= Beginning of Section =
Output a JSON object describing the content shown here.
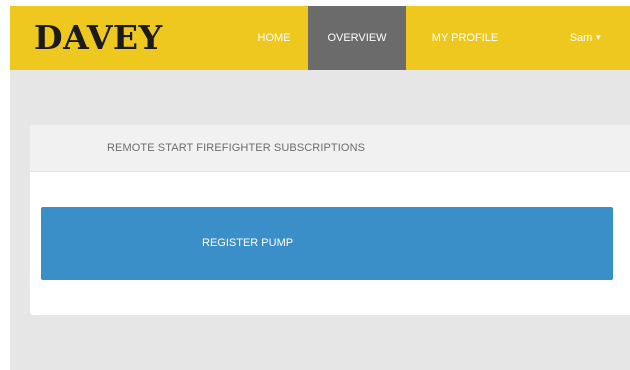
{
  "header": {
    "brand": "DAVEY",
    "nav": {
      "home": "HOME",
      "overview": "OVERVIEW",
      "my_profile": "MY PROFILE",
      "user": "Sam"
    },
    "active_nav": "overview",
    "user_caret_icon": "caret-down-icon"
  },
  "main": {
    "panel_title": "REMOTE START FIREFIGHTER SUBSCRIPTIONS",
    "register_button_label": "REGISTER PUMP"
  },
  "colors": {
    "navbar_bg": "#efc81f",
    "active_nav_bg": "#6b6b6b",
    "content_bg": "#e6e6e6",
    "button_blue": "#3b8fc8"
  }
}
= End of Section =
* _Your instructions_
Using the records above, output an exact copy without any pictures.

* _Response for this exercise_
Output a JSON object describing the content shown here.
{
  "header": {
    "brand": "DAVEY",
    "nav": {
      "home": "HOME",
      "overview": "OVERVIEW",
      "my_profile": "MY PROFILE",
      "user": "Sam"
    },
    "active_nav": "overview",
    "user_caret_icon": "caret-down-icon"
  },
  "main": {
    "panel_title": "REMOTE START FIREFIGHTER SUBSCRIPTIONS",
    "register_button_label": "REGISTER PUMP"
  },
  "colors": {
    "navbar_bg": "#efc81f",
    "active_nav_bg": "#6b6b6b",
    "content_bg": "#e6e6e6",
    "button_blue": "#3b8fc8"
  }
}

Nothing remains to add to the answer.